For every line in the records below that holds "name", make a copy.

■ ■ ■ ■

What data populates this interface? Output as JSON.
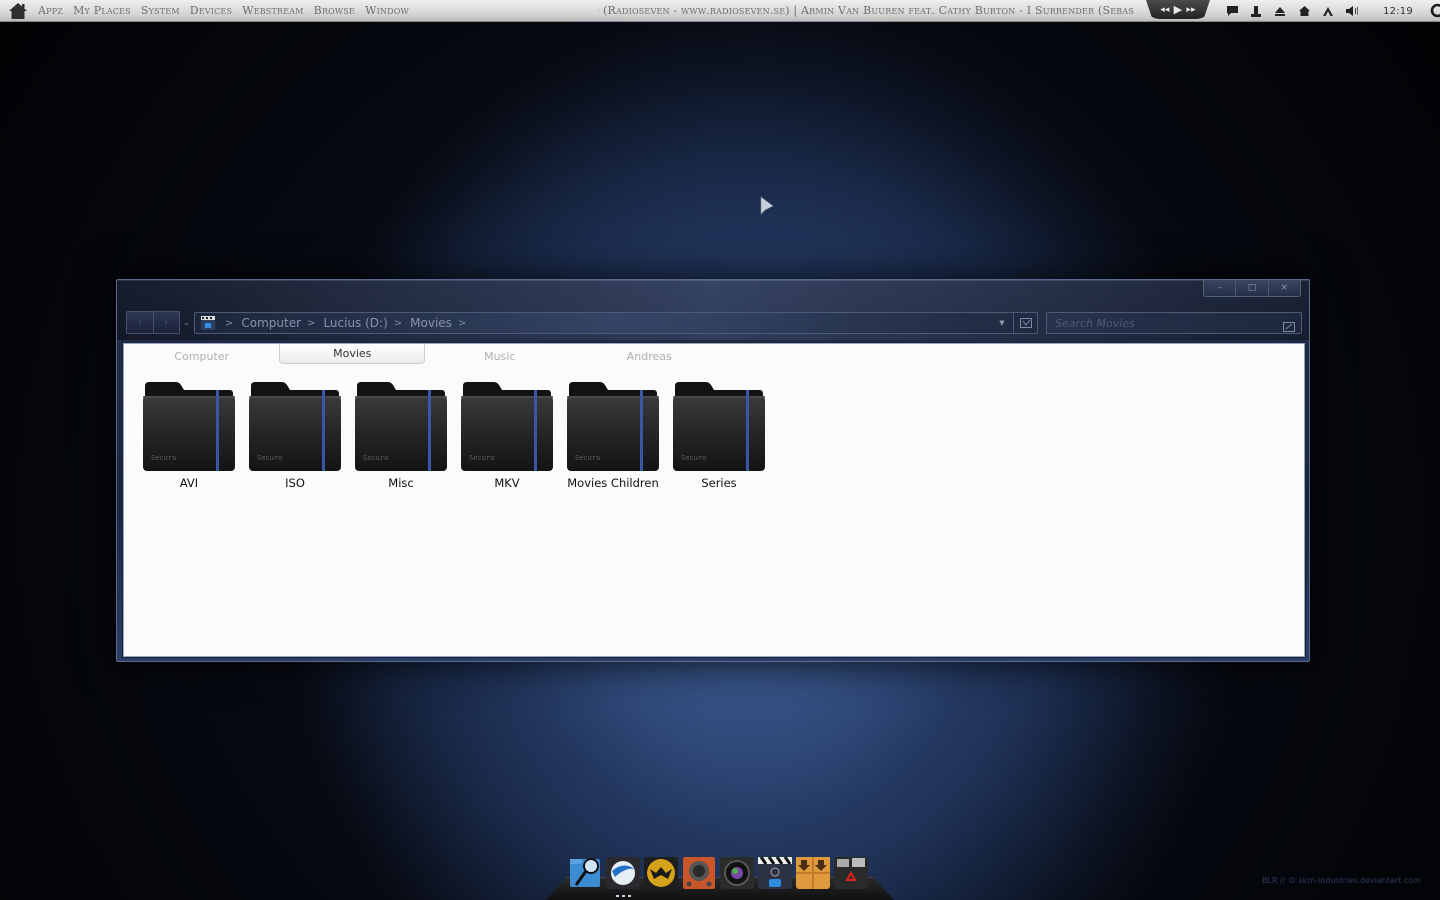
{
  "menubar": {
    "items": [
      "Appz",
      "My Places",
      "System",
      "Devices",
      "Webstream",
      "Browse",
      "Window"
    ],
    "now_playing": "(Ezzy Sweet Remix) (Radioseven - www.radioseven.se) | Armin Van Buuren feat. Cathy Burton - I Surrender (Sebas",
    "media": {
      "prev": "◂◂",
      "play": "▶",
      "next": "▸▸"
    },
    "tray_icons": [
      "chat-icon",
      "user-icon",
      "eject-icon",
      "home-icon",
      "up-arrow-icon",
      "volume-icon"
    ],
    "clock": "12:19"
  },
  "window": {
    "caption": {
      "minimize": "–",
      "maximize": "□",
      "close": "×"
    },
    "nav": {
      "back": "‹",
      "forward": "›",
      "recent": "⌄"
    },
    "breadcrumb": [
      "Computer",
      "Lucius (D:)",
      "Movies"
    ],
    "search": {
      "placeholder": "Search Movies",
      "value": ""
    },
    "tabs": [
      {
        "label": "Computer",
        "active": false
      },
      {
        "label": "Movies",
        "active": true
      },
      {
        "label": "Music",
        "active": false
      },
      {
        "label": "Andreas",
        "active": false
      }
    ],
    "folders": [
      {
        "name": "AVI",
        "badge": "Securo"
      },
      {
        "name": "ISO",
        "badge": "Securo"
      },
      {
        "name": "Misc",
        "badge": "Securo"
      },
      {
        "name": "MKV",
        "badge": "Securo"
      },
      {
        "name": "Movies Children",
        "badge": "Securo"
      },
      {
        "name": "Series",
        "badge": "Securo"
      }
    ]
  },
  "dock": {
    "apps": [
      "finder-search",
      "browser",
      "media-player",
      "speaker",
      "camera",
      "video-editor",
      "downloads",
      "trash"
    ]
  },
  "credit": "BLR // © skm-industries.deviantart.com",
  "colors": {
    "accent_blue": "#3d5a9e",
    "folder_dark": "#1c1c1c",
    "menubar_text": "#6d6d6d"
  }
}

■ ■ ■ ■

» **THE ANSWER**
        "name": "AVI",
        "name": "ISO",
        "name": "Misc",
        "name": "MKV",
        "name": "Movies Children",
        "name": "Series",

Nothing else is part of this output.